*EXERCISE BRIEF*
Please restate the data that follows, leaving every word in place.

App and web page records
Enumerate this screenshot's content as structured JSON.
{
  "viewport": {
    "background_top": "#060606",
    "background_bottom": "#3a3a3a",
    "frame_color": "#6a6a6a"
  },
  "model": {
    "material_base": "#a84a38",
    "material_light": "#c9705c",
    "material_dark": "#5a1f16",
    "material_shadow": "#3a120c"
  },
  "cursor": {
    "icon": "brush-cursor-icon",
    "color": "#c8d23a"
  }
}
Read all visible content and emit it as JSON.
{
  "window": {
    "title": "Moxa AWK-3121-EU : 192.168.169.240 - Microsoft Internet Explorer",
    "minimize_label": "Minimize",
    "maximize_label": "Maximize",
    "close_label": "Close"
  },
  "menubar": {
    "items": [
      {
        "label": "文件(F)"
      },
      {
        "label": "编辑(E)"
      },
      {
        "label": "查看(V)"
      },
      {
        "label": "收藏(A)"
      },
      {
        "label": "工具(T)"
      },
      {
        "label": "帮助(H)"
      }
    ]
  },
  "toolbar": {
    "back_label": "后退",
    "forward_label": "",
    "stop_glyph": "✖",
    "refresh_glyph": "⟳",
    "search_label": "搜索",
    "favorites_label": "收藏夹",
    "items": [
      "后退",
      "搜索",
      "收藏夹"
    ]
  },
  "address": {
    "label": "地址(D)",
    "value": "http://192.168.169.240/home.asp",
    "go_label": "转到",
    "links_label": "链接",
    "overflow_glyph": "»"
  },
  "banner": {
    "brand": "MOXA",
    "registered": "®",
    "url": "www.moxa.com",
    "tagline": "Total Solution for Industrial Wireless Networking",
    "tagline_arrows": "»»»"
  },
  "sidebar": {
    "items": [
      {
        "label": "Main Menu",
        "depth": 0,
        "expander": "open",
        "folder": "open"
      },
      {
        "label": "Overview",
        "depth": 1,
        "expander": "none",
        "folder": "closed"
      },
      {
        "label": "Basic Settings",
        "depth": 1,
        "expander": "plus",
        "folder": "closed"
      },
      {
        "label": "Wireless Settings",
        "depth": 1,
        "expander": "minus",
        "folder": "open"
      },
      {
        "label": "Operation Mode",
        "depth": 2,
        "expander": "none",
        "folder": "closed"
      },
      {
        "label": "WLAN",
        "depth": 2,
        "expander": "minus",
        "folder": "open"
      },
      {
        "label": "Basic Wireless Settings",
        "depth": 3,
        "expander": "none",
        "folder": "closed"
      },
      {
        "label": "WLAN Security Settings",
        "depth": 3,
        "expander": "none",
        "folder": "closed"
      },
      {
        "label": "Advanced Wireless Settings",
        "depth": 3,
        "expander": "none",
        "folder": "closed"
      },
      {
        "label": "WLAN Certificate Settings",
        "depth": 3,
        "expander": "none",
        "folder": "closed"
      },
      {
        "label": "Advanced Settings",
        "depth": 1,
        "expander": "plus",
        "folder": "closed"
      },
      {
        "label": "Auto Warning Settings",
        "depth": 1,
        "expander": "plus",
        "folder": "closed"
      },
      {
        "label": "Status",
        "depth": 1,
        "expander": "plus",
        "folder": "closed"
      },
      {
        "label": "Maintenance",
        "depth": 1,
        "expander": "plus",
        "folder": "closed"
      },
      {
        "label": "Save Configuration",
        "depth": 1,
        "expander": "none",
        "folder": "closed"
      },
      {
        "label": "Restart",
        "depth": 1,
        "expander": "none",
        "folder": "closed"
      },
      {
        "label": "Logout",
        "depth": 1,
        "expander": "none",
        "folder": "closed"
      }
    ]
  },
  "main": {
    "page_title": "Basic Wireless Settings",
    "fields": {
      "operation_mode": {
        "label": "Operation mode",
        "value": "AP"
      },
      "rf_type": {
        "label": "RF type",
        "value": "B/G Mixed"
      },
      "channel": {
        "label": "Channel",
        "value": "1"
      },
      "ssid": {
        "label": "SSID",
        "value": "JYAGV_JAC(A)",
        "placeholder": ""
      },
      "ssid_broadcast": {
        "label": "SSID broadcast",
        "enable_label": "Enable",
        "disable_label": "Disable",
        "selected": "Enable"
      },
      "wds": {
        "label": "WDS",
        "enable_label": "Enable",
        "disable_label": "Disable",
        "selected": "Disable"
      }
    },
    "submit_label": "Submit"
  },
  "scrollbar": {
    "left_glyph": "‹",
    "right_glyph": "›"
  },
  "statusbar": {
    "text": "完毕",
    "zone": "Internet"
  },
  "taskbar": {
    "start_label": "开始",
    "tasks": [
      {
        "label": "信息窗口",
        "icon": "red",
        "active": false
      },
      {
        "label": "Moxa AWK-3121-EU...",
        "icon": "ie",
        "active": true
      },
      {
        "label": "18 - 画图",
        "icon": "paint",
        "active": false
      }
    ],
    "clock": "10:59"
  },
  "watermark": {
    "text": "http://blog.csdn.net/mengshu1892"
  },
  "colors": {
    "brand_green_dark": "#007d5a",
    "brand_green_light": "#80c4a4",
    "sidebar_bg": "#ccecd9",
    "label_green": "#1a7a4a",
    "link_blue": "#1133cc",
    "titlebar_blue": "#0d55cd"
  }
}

*WRITTEN ANSWER*
Enumerate this screenshot's content as structured JSON.
{
  "viewport": {
    "background_top": "#060606",
    "background_bottom": "#3a3a3a",
    "frame_color": "#6a6a6a"
  },
  "model": {
    "material_base": "#a84a38",
    "material_light": "#c9705c",
    "material_dark": "#5a1f16",
    "material_shadow": "#3a120c"
  },
  "cursor": {
    "icon": "brush-cursor-icon",
    "color": "#c8d23a"
  }
}
Read all visible content and emit it as JSON.
{
  "window": {
    "title": "Moxa AWK-3121-EU : 192.168.169.240 - Microsoft Internet Explorer",
    "minimize_label": "Minimize",
    "maximize_label": "Maximize",
    "close_label": "Close"
  },
  "menubar": {
    "items": [
      {
        "label": "文件(F)"
      },
      {
        "label": "编辑(E)"
      },
      {
        "label": "查看(V)"
      },
      {
        "label": "收藏(A)"
      },
      {
        "label": "工具(T)"
      },
      {
        "label": "帮助(H)"
      }
    ]
  },
  "toolbar": {
    "back_label": "后退",
    "forward_label": "",
    "stop_glyph": "✖",
    "refresh_glyph": "⟳",
    "search_label": "搜索",
    "favorites_label": "收藏夹",
    "items": [
      "后退",
      "搜索",
      "收藏夹"
    ]
  },
  "address": {
    "label": "地址(D)",
    "value": "http://192.168.169.240/home.asp",
    "go_label": "转到",
    "links_label": "链接",
    "overflow_glyph": "»"
  },
  "banner": {
    "brand": "MOXA",
    "registered": "®",
    "url": "www.moxa.com",
    "tagline": "Total Solution for Industrial Wireless Networking",
    "tagline_arrows": "»»»"
  },
  "sidebar": {
    "items": [
      {
        "label": "Main Menu",
        "depth": 0,
        "expander": "open",
        "folder": "open"
      },
      {
        "label": "Overview",
        "depth": 1,
        "expander": "none",
        "folder": "closed"
      },
      {
        "label": "Basic Settings",
        "depth": 1,
        "expander": "plus",
        "folder": "closed"
      },
      {
        "label": "Wireless Settings",
        "depth": 1,
        "expander": "minus",
        "folder": "open"
      },
      {
        "label": "Operation Mode",
        "depth": 2,
        "expander": "none",
        "folder": "closed"
      },
      {
        "label": "WLAN",
        "depth": 2,
        "expander": "minus",
        "folder": "open"
      },
      {
        "label": "Basic Wireless Settings",
        "depth": 3,
        "expander": "none",
        "folder": "closed"
      },
      {
        "label": "WLAN Security Settings",
        "depth": 3,
        "expander": "none",
        "folder": "closed"
      },
      {
        "label": "Advanced Wireless Settings",
        "depth": 3,
        "expander": "none",
        "folder": "closed"
      },
      {
        "label": "WLAN Certificate Settings",
        "depth": 3,
        "expander": "none",
        "folder": "closed"
      },
      {
        "label": "Advanced Settings",
        "depth": 1,
        "expander": "plus",
        "folder": "closed"
      },
      {
        "label": "Auto Warning Settings",
        "depth": 1,
        "expander": "plus",
        "folder": "closed"
      },
      {
        "label": "Status",
        "depth": 1,
        "expander": "plus",
        "folder": "closed"
      },
      {
        "label": "Maintenance",
        "depth": 1,
        "expander": "plus",
        "folder": "closed"
      },
      {
        "label": "Save Configuration",
        "depth": 1,
        "expander": "none",
        "folder": "closed"
      },
      {
        "label": "Restart",
        "depth": 1,
        "expander": "none",
        "folder": "closed"
      },
      {
        "label": "Logout",
        "depth": 1,
        "expander": "none",
        "folder": "closed"
      }
    ]
  },
  "main": {
    "page_title": "Basic Wireless Settings",
    "fields": {
      "operation_mode": {
        "label": "Operation mode",
        "value": "AP"
      },
      "rf_type": {
        "label": "RF type",
        "value": "B/G Mixed"
      },
      "channel": {
        "label": "Channel",
        "value": "1"
      },
      "ssid": {
        "label": "SSID",
        "value": "JYAGV_JAC(A)",
        "placeholder": ""
      },
      "ssid_broadcast": {
        "label": "SSID broadcast",
        "enable_label": "Enable",
        "disable_label": "Disable",
        "selected": "Enable"
      },
      "wds": {
        "label": "WDS",
        "enable_label": "Enable",
        "disable_label": "Disable",
        "selected": "Disable"
      }
    },
    "submit_label": "Submit"
  },
  "scrollbar": {
    "left_glyph": "‹",
    "right_glyph": "›"
  },
  "statusbar": {
    "text": "完毕",
    "zone": "Internet"
  },
  "taskbar": {
    "start_label": "开始",
    "tasks": [
      {
        "label": "信息窗口",
        "icon": "red",
        "active": false
      },
      {
        "label": "Moxa AWK-3121-EU...",
        "icon": "ie",
        "active": true
      },
      {
        "label": "18 - 画图",
        "icon": "paint",
        "active": false
      }
    ],
    "clock": "10:59"
  },
  "watermark": {
    "text": "http://blog.csdn.net/mengshu1892"
  },
  "colors": {
    "brand_green_dark": "#007d5a",
    "brand_green_light": "#80c4a4",
    "sidebar_bg": "#ccecd9",
    "label_green": "#1a7a4a",
    "link_blue": "#1133cc",
    "titlebar_blue": "#0d55cd"
  }
}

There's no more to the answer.